§ Page and application data records:
----

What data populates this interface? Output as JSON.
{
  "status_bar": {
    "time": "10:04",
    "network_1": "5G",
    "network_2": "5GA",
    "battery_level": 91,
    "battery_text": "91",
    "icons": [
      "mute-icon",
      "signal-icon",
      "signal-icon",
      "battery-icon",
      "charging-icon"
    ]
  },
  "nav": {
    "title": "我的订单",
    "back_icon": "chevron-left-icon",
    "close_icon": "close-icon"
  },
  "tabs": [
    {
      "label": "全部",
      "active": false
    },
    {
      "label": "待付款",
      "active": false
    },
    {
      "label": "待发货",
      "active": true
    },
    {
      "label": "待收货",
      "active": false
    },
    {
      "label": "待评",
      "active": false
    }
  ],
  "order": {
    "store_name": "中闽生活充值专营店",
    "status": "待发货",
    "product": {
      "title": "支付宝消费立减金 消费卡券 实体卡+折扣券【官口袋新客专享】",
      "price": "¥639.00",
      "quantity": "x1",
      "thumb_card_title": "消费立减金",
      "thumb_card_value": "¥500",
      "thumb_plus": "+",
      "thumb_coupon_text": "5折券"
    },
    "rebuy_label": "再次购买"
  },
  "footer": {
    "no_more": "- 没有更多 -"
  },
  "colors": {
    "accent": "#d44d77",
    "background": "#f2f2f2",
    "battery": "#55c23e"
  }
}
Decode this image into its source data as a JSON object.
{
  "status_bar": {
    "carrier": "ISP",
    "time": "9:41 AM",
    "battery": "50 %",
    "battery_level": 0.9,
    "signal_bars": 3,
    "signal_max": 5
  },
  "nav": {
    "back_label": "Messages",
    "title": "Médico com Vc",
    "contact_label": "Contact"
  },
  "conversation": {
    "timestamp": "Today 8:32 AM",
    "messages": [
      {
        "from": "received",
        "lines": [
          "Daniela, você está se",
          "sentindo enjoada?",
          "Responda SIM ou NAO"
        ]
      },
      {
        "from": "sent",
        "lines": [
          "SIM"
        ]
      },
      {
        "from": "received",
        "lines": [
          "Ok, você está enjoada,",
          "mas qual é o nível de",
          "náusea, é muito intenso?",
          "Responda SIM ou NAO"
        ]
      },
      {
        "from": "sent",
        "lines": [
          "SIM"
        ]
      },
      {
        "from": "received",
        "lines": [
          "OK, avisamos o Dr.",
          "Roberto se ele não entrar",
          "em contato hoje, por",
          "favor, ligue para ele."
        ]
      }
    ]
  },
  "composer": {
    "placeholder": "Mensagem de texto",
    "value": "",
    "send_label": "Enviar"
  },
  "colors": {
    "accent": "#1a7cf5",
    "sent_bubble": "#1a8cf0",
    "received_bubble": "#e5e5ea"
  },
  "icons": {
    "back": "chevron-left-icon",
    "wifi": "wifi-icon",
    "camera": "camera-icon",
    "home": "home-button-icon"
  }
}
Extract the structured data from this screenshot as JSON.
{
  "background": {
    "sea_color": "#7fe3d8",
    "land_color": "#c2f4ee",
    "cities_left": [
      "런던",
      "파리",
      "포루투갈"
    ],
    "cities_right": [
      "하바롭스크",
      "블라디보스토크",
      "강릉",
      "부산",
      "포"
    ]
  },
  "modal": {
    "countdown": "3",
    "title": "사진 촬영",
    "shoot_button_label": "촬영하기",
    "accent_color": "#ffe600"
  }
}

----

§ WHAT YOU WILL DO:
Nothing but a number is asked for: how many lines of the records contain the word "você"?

§ WRITTEN RESPONSE:
2